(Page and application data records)
· · · · ·

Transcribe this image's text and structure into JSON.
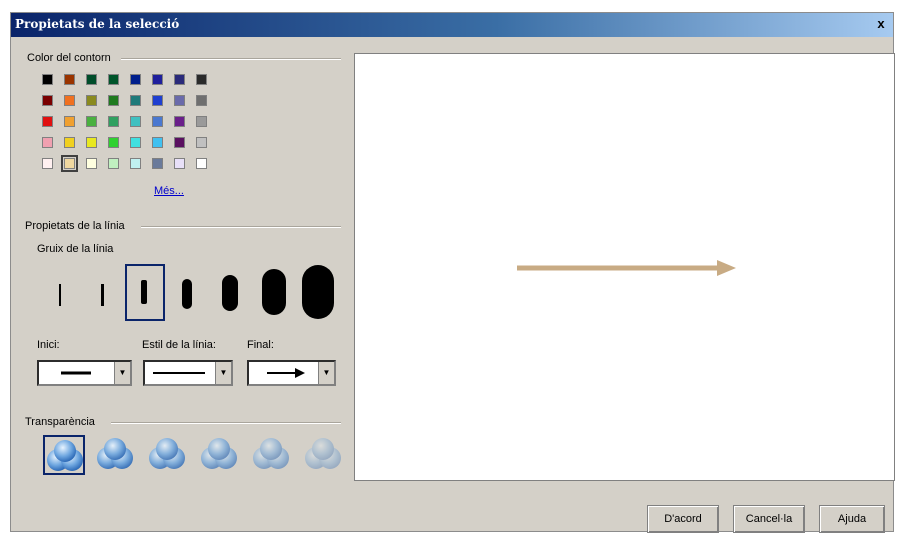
{
  "window": {
    "title": "Propietats de la selecció",
    "close_label": "x"
  },
  "color_group": {
    "label": "Color del contorn",
    "more_link": "Més...",
    "swatches": [
      [
        "#000000",
        "#9a3400",
        "#004d2a",
        "#00552a",
        "#001f8c",
        "#1f1f9c",
        "#2a2a7a",
        "#2a2a2a"
      ],
      [
        "#7a0000",
        "#f07020",
        "#8a8a1f",
        "#1f7a1f",
        "#1f7a7a",
        "#1f3fd0",
        "#6a6aaa",
        "#6f6f6f"
      ],
      [
        "#e01010",
        "#f0a030",
        "#4ab040",
        "#30a060",
        "#40c0c0",
        "#4a78d0",
        "#6a1f8a",
        "#9a9a9a"
      ],
      [
        "#f0a0b0",
        "#f0d020",
        "#e8e820",
        "#30d030",
        "#40e0e0",
        "#40c0f0",
        "#5a1060",
        "#c0c0c0"
      ],
      [
        "#fff0f0",
        "#f0d8a0",
        "#ffffe0",
        "#c0f0c0",
        "#c0f0f0",
        "#6a7a9a",
        "#e8e0f8",
        "#ffffff"
      ]
    ],
    "selected_swatch": "row5-col2"
  },
  "line_group": {
    "label": "Propietats de la línia",
    "thickness_label": "Gruix de la línia",
    "selected_thickness": "3",
    "start_label": "Inici:",
    "style_label": "Estil de la línia:",
    "end_label": "Final:"
  },
  "transparency_group": {
    "label": "Transparència",
    "selected_level": "1"
  },
  "preview": {
    "arrow_color": "#c8ab84"
  },
  "buttons": {
    "ok": "D'acord",
    "cancel": "Cancel·la",
    "help": "Ajuda"
  }
}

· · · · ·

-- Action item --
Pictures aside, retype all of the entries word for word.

-- Task solution --
Transcribe this image's text and structure into JSON.
{
  "window": {
    "title": "Propietats de la selecció",
    "close_label": "x"
  },
  "color_group": {
    "label": "Color del contorn",
    "more_link": "Més...",
    "swatches": [
      [
        "#000000",
        "#9a3400",
        "#004d2a",
        "#00552a",
        "#001f8c",
        "#1f1f9c",
        "#2a2a7a",
        "#2a2a2a"
      ],
      [
        "#7a0000",
        "#f07020",
        "#8a8a1f",
        "#1f7a1f",
        "#1f7a7a",
        "#1f3fd0",
        "#6a6aaa",
        "#6f6f6f"
      ],
      [
        "#e01010",
        "#f0a030",
        "#4ab040",
        "#30a060",
        "#40c0c0",
        "#4a78d0",
        "#6a1f8a",
        "#9a9a9a"
      ],
      [
        "#f0a0b0",
        "#f0d020",
        "#e8e820",
        "#30d030",
        "#40e0e0",
        "#40c0f0",
        "#5a1060",
        "#c0c0c0"
      ],
      [
        "#fff0f0",
        "#f0d8a0",
        "#ffffe0",
        "#c0f0c0",
        "#c0f0f0",
        "#6a7a9a",
        "#e8e0f8",
        "#ffffff"
      ]
    ],
    "selected_swatch": "row5-col2"
  },
  "line_group": {
    "label": "Propietats de la línia",
    "thickness_label": "Gruix de la línia",
    "selected_thickness": "3",
    "start_label": "Inici:",
    "style_label": "Estil de la línia:",
    "end_label": "Final:"
  },
  "transparency_group": {
    "label": "Transparència",
    "selected_level": "1"
  },
  "preview": {
    "arrow_color": "#c8ab84"
  },
  "buttons": {
    "ok": "D'acord",
    "cancel": "Cancel·la",
    "help": "Ajuda"
  }
}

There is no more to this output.